by Gabriele Bavota, Barbara Russo.
Code review is advocated as one of the good practices to improve software quality and reduce the likelihood of introducing defects during code change activities. Recent research has shown how code components having a high review coverage (i.e., a high proportion of reviewed changes) tend to be less involved in post-release fixing activities. Yet the relationship between code review and bug introduction or the overall software quality is still largely unexplored.
This paper presents an empirical, exploratory study on three large open source systems that aims at investigating the influence of code review on (i) the chances of inducing bug fixes and (ii) the quality of the committed code components, as assessed by code coupling, complexity, and readability.

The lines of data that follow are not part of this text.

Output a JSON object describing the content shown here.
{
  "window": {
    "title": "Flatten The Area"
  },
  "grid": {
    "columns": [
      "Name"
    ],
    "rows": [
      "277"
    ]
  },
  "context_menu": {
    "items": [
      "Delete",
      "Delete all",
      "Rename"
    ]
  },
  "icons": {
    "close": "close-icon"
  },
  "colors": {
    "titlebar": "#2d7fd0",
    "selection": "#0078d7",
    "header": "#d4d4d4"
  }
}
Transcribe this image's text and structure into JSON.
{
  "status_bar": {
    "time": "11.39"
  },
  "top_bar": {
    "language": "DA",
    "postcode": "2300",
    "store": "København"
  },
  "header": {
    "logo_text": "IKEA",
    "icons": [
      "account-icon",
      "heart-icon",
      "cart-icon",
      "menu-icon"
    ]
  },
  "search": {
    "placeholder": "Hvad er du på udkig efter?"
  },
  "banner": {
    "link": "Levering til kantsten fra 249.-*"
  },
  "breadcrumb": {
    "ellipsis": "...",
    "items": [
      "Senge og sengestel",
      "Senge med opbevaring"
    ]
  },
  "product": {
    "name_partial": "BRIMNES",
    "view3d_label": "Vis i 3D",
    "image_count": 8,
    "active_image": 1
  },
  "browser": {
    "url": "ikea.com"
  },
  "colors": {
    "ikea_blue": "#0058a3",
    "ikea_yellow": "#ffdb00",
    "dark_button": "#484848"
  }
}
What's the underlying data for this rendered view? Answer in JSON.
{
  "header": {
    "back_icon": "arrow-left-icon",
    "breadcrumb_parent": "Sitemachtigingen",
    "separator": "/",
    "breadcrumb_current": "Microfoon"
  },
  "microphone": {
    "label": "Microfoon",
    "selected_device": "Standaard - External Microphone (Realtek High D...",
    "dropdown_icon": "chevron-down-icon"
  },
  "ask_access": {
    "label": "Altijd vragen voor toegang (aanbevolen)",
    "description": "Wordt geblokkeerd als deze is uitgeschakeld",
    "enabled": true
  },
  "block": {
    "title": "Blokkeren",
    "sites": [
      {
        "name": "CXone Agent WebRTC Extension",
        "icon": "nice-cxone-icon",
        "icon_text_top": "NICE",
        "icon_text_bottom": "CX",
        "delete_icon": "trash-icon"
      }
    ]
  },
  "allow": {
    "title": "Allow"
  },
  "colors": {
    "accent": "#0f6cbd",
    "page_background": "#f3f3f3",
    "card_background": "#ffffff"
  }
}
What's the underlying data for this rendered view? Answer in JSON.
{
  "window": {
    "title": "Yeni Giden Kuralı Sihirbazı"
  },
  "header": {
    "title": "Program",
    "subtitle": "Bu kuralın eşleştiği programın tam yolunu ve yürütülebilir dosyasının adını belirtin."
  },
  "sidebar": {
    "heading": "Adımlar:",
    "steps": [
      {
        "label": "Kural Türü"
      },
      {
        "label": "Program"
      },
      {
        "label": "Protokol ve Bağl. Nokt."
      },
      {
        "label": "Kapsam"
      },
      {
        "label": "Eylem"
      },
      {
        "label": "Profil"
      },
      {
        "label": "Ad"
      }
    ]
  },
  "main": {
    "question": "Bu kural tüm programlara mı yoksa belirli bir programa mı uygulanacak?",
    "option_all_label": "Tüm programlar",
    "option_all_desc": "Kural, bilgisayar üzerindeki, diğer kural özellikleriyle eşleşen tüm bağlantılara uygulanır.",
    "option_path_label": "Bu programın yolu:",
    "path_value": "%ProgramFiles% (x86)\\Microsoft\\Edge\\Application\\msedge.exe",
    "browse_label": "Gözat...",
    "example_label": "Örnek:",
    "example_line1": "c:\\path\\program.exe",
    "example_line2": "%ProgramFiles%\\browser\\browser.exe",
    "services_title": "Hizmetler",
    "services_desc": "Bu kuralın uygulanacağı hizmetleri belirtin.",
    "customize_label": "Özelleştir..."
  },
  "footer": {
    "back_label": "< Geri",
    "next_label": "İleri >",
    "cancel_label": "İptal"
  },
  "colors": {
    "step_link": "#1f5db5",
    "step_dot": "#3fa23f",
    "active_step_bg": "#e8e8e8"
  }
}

Findings show that not reviewed commits (i.e., commits that did not undergo a review process) have over two times more chances of introducing bugs than reviewed commits (i.e., commits that underwent a review process). In addition, code committed after review has a significantly higher readability with respect to not reviewed code.